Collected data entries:
################
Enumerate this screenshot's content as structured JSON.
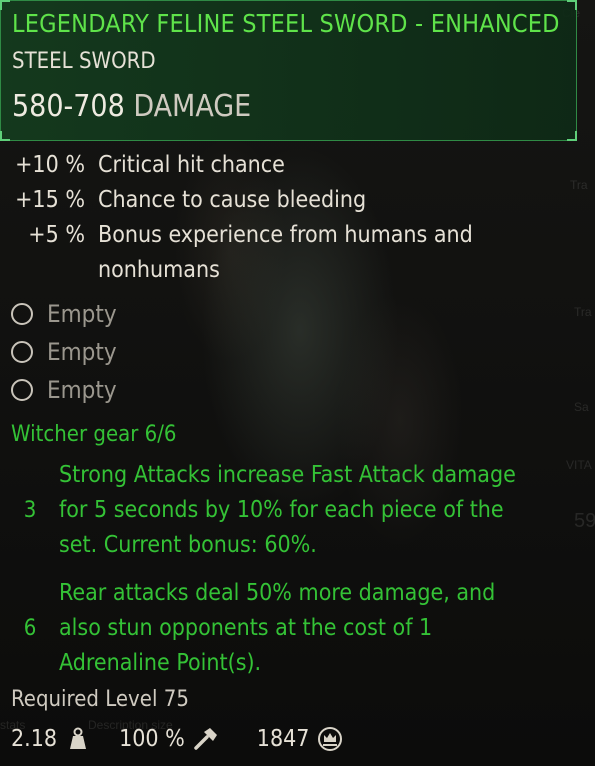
{
  "item": {
    "name": "LEGENDARY FELINE STEEL SWORD - ENHANCED",
    "type": "STEEL SWORD",
    "damage_value": "580-708",
    "damage_label": "DAMAGE"
  },
  "stats": [
    {
      "value": "+10 %",
      "text": "Critical hit chance"
    },
    {
      "value": "+15 %",
      "text": "Chance to cause bleeding"
    },
    {
      "value": "+5 %",
      "text": "Bonus experience from humans and nonhumans"
    }
  ],
  "sockets": [
    "Empty",
    "Empty",
    "Empty"
  ],
  "set": {
    "title": "Witcher gear 6/6",
    "bonuses": [
      {
        "pieces": "3",
        "text": "Strong Attacks increase Fast Attack damage for 5 seconds by 10% for each piece of the set. Current bonus: 60%."
      },
      {
        "pieces": "6",
        "text": "Rear attacks deal 50% more damage, and also stun opponents at the cost of 1 Adrenaline Point(s)."
      }
    ]
  },
  "required_level": "Required Level 75",
  "footer": {
    "weight": "2.18",
    "weight_icon": "weight-icon",
    "durability": "100 %",
    "durability_icon": "hammer-icon",
    "price": "1847",
    "price_icon": "crown-coin-icon"
  },
  "colors": {
    "rarity_green": "#5fe34a",
    "set_green": "#34c236",
    "header_bg": "#143c1e"
  }
}
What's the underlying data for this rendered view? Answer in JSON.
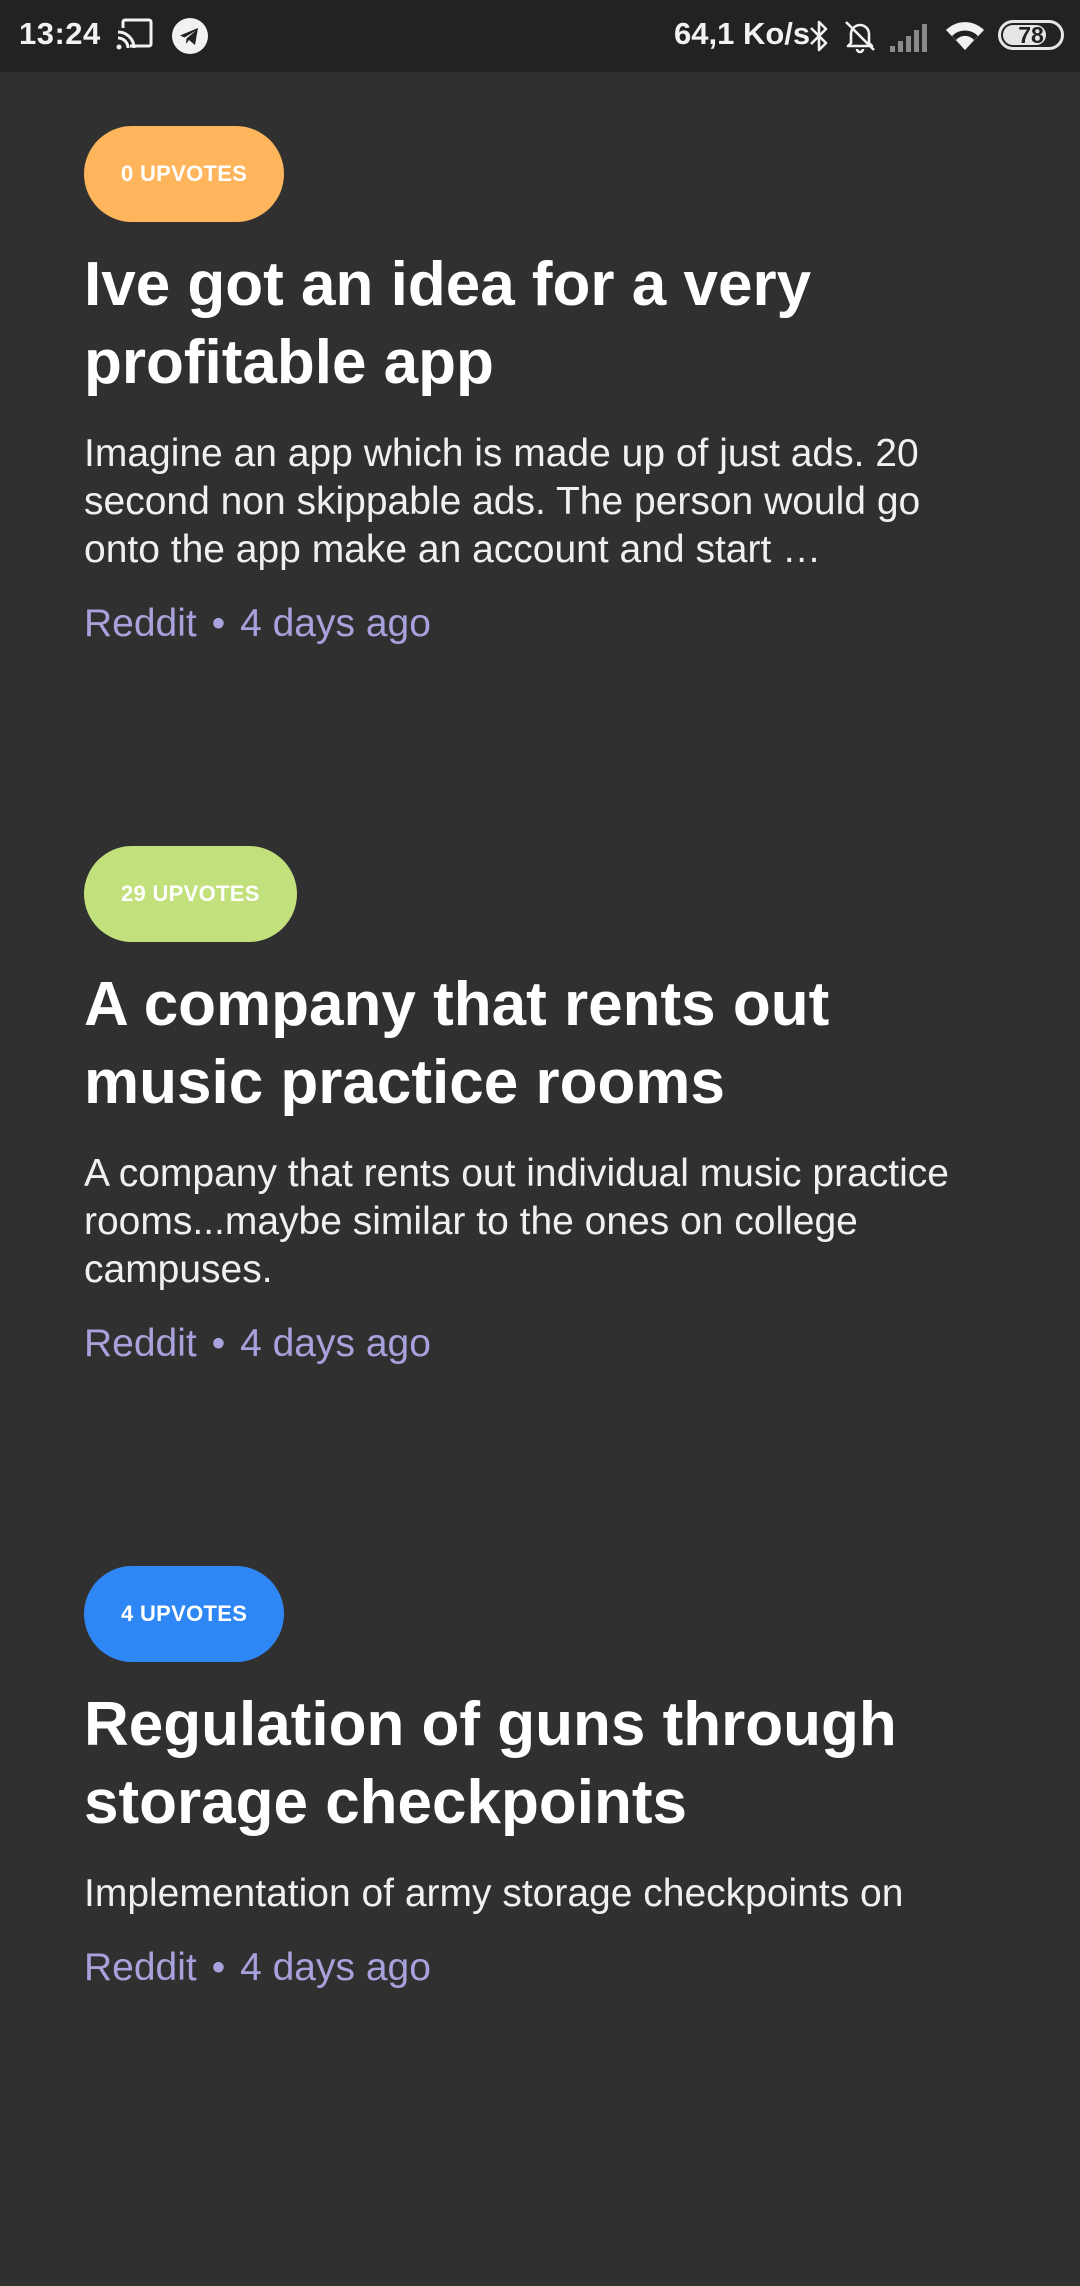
{
  "status_bar": {
    "time": "13:24",
    "speed": "64,1 Ko/s",
    "battery": "78",
    "battery_level_percent": 78,
    "icons": [
      "cast-icon",
      "telegram-icon",
      "bluetooth-icon",
      "notifications-off-icon",
      "signal-icon",
      "wifi-icon",
      "battery-icon"
    ]
  },
  "posts": [
    {
      "badge": "0 UPVOTES",
      "badge_color": "#FFB55C",
      "title": "Ive got an idea for a very profitable app",
      "body": "Imagine an app which is made up of just ads. 20 second non skippable ads. The person would go onto the app make an account and start …",
      "source": "Reddit",
      "separator": "•",
      "time": "4 days ago"
    },
    {
      "badge": "29 UPVOTES",
      "badge_color": "#C2E07C",
      "title": "A company that rents out music practice rooms",
      "body": "A company that rents out individual music practice rooms...maybe similar to the ones on college campuses.",
      "source": "Reddit",
      "separator": "•",
      "time": "4 days ago"
    },
    {
      "badge": "4 UPVOTES",
      "badge_color": "#2F87F5",
      "title": "Regulation of guns through storage checkpoints",
      "body": "Implementation of army storage checkpoints on",
      "source": "Reddit",
      "separator": "•",
      "time": "4 days ago"
    }
  ],
  "colors": {
    "background": "#303030",
    "status_bar": "#222222",
    "meta_text": "#A7A2DB"
  }
}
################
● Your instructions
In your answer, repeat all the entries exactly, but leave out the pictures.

● Result below
Enumerate this screenshot's content as structured JSON.
{
  "item": {
    "name": "LEGENDARY FELINE STEEL SWORD - ENHANCED",
    "type": "STEEL SWORD",
    "damage_value": "580-708",
    "damage_label": "DAMAGE"
  },
  "stats": [
    {
      "value": "+10 %",
      "text": "Critical hit chance"
    },
    {
      "value": "+15 %",
      "text": "Chance to cause bleeding"
    },
    {
      "value": "+5 %",
      "text": "Bonus experience from humans and nonhumans"
    }
  ],
  "sockets": [
    "Empty",
    "Empty",
    "Empty"
  ],
  "set": {
    "title": "Witcher gear 6/6",
    "bonuses": [
      {
        "pieces": "3",
        "text": "Strong Attacks increase Fast Attack damage for 5 seconds by 10% for each piece of the set. Current bonus: 60%."
      },
      {
        "pieces": "6",
        "text": "Rear attacks deal 50% more damage, and also stun opponents at the cost of 1 Adrenaline Point(s)."
      }
    ]
  },
  "required_level": "Required Level 75",
  "footer": {
    "weight": "2.18",
    "weight_icon": "weight-icon",
    "durability": "100 %",
    "durability_icon": "hammer-icon",
    "price": "1847",
    "price_icon": "crown-coin-icon"
  },
  "colors": {
    "rarity_green": "#5fe34a",
    "set_green": "#34c236",
    "header_bg": "#143c1e"
  }
}
What's the underlying data for this rendered view? Answer in JSON.
{
  "status_bar": {
    "time": "13:24",
    "speed": "64,1 Ko/s",
    "battery": "78",
    "battery_level_percent": 78,
    "icons": [
      "cast-icon",
      "telegram-icon",
      "bluetooth-icon",
      "notifications-off-icon",
      "signal-icon",
      "wifi-icon",
      "battery-icon"
    ]
  },
  "posts": [
    {
      "badge": "0 UPVOTES",
      "badge_color": "#FFB55C",
      "title": "Ive got an idea for a very profitable app",
      "body": "Imagine an app which is made up of just ads. 20 second non skippable ads. The person would go onto the app make an account and start …",
      "source": "Reddit",
      "separator": "•",
      "time": "4 days ago"
    },
    {
      "badge": "29 UPVOTES",
      "badge_color": "#C2E07C",
      "title": "A company that rents out music practice rooms",
      "body": "A company that rents out individual music practice rooms...maybe similar to the ones on college campuses.",
      "source": "Reddit",
      "separator": "•",
      "time": "4 days ago"
    },
    {
      "badge": "4 UPVOTES",
      "badge_color": "#2F87F5",
      "title": "Regulation of guns through storage checkpoints",
      "body": "Implementation of army storage checkpoints on",
      "source": "Reddit",
      "separator": "•",
      "time": "4 days ago"
    }
  ],
  "colors": {
    "background": "#303030",
    "status_bar": "#222222",
    "meta_text": "#A7A2DB"
  }
}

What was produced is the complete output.